(e) SEPIC converter
For the l2 in the center switching loop, during on -period, the energy ?VI d is charged into l1, where I1 is the current flowing through l1, that is I1=Id’. During off-period, as these is no path to discharge, the zigzag line by lightning flash is represented as this operation. Finally, in the circulating loop including l2, during off-period, ?VI d’ is charged into l2, where I1 is circulating current during this period. During off-period, by the sum of the voltage V and V, P2 is discharged toward the output, where this procedure is developed like in (11).

In comparison among above results, all circuit has the zigzag line by lightning flash except CSC converter. As a result, we can say that CSC converter holds a dominant position compared to other converters. For Cuk converter, however, by means of making the area of S-C-D closed loop including the switch minimum, the stray inductance can be made reduced and the surge voltage fairly suppressed.

IV. COMPARISON ON THE BASE OF EQUIVALENT CIRCUIT MODEL

Fig.3 shows the voltage ripple model. Each circuit impedance is represented by  etc. In the power factor correction and the like, as the ripple characteristic in the input current is important, the ripple of the input current flowing through Z1 is to be resolved as ?I .
A. Comparison due to voltage ripple model
(a) CSC converter
The ripple current ?I for CSC converter is given by

If Zc is much less than Z1 and Z2, then

For the power factor correction, as the input current flow through utility network, the impedance Z1 is fairly large, and thus,

From this equation, it can be seen that Z2 should be selected by reduced value.
(b) Buck-boost converter
The ripple current ?I for buck-boost converter is

For CSC converter in (15), the current ripple ?v/ZL flowing through large impedance ZL, is necessarily suppressed.
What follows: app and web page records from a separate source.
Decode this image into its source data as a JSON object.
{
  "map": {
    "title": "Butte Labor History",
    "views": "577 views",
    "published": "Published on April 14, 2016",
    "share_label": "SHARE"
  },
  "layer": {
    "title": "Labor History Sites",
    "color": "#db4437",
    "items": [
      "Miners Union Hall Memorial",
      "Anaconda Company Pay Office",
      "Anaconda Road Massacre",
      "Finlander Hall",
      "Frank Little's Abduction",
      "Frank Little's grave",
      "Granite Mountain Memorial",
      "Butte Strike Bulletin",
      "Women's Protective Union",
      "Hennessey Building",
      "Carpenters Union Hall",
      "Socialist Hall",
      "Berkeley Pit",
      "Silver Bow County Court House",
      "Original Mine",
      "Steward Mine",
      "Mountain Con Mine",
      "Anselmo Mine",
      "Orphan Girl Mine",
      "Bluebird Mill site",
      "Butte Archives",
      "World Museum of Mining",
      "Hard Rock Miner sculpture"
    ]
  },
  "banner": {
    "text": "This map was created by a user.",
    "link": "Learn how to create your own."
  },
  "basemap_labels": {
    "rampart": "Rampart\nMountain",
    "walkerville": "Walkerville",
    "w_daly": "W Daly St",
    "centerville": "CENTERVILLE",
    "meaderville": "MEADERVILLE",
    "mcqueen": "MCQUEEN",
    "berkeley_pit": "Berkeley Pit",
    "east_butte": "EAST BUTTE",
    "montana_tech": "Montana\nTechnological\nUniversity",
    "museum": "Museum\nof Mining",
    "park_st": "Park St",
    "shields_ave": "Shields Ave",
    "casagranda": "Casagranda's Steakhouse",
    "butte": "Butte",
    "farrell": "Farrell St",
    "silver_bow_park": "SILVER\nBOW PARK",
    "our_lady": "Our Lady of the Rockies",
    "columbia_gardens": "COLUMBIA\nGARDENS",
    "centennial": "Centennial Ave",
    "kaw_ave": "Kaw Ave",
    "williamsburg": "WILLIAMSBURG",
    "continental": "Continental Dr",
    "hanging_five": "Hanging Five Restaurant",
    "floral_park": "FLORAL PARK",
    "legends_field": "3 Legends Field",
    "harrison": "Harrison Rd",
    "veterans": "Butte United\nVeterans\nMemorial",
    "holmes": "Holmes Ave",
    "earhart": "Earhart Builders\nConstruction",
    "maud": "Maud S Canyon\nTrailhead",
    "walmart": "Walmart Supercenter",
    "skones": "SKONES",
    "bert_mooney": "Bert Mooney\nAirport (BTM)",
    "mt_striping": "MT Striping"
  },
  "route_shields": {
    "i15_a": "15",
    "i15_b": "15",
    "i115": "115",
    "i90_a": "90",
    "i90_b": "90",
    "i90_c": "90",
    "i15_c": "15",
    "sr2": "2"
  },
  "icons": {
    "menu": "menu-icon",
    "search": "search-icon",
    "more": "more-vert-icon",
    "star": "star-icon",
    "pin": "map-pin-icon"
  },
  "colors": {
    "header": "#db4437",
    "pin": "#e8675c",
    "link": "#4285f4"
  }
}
This ripple current may be divided into input impedance Z1 and output impedance Z 2. By means of suitable specification, the input impedance Z1 should be given by large value with compared to the output impedance. In such a way, ?I can be suppressed by much reduced value. As a result under such consideration, this converter is suitable as PFC circuit having large input impedance like utility network. In a case of buck-boost converter in (16), the current flow ?v/(Z1+Z2) through much reduced input and output impedance becomes much increased compared to that of CSC converter. The current is flowing and divided into Zc1 and Z1. Consequently, it is preferable that the input impedance should be fairly significant compared to Zc1. In such a way, ?I can be reduced. In (16), for fairly reduced impedance of input and output circuit, the outgoing ripple current ? v/(Z1+Z2) is large compared to that of CSC converter. This current is outgoing into input circuit by the ratio of Zc1/Z1. As a result, it can be seen that it is advantageous of specifying the reduced capacitor impedance. When thinking of large ?v/(Z1+Z2), however, we can say that the CSC converter is dominant relatively, compared to this buck-boost one.
(c) Cuk converter
In the figure, the applied voltage is appeared across Z1 according to the ratio of Z1 and L1. Thus,
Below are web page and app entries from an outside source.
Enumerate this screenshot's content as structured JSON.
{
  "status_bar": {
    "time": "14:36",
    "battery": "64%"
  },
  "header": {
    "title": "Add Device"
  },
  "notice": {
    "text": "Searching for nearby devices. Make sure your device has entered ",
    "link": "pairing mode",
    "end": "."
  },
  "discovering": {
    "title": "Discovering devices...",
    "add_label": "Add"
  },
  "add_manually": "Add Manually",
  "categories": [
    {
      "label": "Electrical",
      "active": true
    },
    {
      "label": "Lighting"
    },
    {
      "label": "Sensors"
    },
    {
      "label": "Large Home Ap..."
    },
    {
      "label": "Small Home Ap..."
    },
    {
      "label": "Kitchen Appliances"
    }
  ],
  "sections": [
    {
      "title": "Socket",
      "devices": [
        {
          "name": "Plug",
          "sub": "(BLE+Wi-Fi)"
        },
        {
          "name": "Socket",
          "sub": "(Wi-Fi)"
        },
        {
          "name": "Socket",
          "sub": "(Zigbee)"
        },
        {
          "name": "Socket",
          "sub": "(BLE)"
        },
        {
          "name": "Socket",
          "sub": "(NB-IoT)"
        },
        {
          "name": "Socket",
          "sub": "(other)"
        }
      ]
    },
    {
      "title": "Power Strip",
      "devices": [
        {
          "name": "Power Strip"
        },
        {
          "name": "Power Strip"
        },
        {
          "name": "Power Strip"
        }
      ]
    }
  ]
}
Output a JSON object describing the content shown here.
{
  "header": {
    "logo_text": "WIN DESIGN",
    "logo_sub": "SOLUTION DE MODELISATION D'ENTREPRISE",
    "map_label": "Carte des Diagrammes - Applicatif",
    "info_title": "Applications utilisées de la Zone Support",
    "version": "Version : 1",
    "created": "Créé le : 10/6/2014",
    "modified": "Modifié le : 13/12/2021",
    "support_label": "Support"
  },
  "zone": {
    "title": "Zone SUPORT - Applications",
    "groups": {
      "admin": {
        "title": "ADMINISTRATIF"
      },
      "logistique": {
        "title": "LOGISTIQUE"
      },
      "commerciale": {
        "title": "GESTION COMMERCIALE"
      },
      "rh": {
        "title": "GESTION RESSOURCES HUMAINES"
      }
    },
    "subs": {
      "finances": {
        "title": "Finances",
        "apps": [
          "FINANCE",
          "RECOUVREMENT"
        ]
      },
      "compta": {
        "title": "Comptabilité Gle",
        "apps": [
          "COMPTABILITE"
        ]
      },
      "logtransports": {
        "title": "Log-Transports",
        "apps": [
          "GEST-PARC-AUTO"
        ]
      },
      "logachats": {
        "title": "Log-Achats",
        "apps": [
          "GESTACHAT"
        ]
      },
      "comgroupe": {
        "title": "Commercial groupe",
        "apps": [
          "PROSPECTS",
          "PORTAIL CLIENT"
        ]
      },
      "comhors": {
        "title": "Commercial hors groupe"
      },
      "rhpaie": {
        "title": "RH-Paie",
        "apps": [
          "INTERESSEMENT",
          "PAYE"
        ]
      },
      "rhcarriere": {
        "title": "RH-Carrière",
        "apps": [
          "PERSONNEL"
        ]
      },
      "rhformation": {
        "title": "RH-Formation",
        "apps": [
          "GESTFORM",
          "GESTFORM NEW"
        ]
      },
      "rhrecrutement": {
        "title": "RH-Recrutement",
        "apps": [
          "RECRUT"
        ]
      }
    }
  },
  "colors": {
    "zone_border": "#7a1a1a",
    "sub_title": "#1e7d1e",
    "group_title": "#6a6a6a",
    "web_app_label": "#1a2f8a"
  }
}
(d) Zeta converter
From the voltage ripple model, the output impedance is fairly large compared to Z1 and Zc1 in the input side. Briefly,

e) SEPIC converter
The ripple voltage in parallel connection delivers separately toward input and output side according to their own impedance. On the input side, the input ripple voltage appears significantly because of large impedance Z1 compared to that of other converters.
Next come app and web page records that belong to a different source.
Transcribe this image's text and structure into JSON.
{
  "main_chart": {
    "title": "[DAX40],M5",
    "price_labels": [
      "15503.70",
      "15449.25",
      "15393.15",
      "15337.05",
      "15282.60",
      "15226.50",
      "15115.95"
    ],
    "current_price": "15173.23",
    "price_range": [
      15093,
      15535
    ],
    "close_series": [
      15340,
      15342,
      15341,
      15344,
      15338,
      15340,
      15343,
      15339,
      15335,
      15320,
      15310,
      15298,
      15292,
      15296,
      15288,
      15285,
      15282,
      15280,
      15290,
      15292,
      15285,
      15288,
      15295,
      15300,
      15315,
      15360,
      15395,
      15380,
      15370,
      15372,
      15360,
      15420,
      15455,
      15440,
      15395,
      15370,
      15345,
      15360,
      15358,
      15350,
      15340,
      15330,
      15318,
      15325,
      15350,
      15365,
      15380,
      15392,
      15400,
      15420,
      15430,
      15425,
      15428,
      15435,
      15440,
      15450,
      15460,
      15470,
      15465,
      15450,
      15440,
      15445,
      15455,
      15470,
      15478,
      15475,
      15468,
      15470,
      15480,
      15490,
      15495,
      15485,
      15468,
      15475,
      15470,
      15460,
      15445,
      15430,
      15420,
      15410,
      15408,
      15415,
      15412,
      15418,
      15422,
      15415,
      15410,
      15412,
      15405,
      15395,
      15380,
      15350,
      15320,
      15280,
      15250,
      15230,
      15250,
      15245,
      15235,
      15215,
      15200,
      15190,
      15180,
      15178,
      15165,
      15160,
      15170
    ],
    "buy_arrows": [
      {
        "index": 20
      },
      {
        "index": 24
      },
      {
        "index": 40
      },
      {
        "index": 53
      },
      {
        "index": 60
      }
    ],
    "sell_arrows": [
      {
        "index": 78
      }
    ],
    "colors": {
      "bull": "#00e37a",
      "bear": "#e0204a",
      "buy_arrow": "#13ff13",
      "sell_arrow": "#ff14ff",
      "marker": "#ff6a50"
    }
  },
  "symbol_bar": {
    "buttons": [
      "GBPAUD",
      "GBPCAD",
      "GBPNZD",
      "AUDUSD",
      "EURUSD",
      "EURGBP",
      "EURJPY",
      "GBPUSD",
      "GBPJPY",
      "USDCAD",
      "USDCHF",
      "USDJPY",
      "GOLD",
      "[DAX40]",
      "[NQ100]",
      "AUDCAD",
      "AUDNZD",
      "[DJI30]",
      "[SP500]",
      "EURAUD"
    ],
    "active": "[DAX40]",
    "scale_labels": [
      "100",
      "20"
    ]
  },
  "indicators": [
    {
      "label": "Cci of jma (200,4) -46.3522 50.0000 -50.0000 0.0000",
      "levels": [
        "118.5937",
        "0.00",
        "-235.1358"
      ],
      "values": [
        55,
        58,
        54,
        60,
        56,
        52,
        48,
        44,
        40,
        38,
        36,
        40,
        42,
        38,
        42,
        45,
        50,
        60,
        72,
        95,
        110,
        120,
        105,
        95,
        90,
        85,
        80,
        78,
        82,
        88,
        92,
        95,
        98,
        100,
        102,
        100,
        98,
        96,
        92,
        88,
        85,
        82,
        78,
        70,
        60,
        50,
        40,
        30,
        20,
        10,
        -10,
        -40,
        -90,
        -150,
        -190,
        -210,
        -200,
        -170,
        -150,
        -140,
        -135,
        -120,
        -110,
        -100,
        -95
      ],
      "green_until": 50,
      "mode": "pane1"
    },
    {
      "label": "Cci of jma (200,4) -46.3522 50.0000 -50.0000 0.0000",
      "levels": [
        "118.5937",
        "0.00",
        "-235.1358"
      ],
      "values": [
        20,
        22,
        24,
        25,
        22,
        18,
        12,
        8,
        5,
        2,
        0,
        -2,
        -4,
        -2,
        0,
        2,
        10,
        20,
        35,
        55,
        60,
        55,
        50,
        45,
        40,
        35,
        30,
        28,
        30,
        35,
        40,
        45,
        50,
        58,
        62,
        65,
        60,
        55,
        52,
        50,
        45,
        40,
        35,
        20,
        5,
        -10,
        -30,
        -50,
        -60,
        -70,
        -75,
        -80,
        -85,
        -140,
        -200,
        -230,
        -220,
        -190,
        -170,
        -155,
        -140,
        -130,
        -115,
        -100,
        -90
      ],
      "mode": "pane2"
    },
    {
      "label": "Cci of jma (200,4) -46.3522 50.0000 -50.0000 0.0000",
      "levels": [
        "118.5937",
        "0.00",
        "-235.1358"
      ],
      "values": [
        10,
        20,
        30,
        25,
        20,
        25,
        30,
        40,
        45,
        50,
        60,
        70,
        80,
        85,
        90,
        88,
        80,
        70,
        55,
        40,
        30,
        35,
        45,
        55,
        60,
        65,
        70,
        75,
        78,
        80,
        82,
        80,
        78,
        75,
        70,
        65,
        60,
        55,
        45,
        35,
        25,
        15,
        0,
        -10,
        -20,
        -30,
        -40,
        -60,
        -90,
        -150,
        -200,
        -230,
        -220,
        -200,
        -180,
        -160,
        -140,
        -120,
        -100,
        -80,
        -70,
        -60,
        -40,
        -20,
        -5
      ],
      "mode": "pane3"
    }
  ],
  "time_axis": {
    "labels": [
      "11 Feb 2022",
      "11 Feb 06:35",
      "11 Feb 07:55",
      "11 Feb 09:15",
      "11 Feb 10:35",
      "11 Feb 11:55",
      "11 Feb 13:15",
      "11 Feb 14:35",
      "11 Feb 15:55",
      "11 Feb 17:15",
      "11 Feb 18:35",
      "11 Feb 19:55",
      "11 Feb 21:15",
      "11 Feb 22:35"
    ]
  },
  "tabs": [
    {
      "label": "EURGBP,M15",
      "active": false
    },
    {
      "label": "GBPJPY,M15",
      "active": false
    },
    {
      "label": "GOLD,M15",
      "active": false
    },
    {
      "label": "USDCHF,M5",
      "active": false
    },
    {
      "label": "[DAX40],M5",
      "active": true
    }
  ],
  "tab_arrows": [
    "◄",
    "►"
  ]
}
VI. CONCLUSIONS

In this paper, various buck-boost type converter was compared and discussed on the pursuit of ideal chopper circuit for power factor correction. The circuit principle are analyzed and discussed by using voltage model and the like. The surge generation mechanism is also discussed. By means of these analyses, it can be seen that CSC converter is most suitable for PFC circuit.


Our Client




Electrical Mirror India’s one of the leading monthly magazine for Electrical, Electronics & Power Industries. Our mission is to keep the professionals inform about the changes happening in the Electrical, Electronics & Power industry. Electrical Mirror will enable you reach 2,00,000+ readers across the nation.

Flickr Photos

Send us a message


© 2016. All rights reserved. Designed by Alpha Softtech

Sit Hit : Satta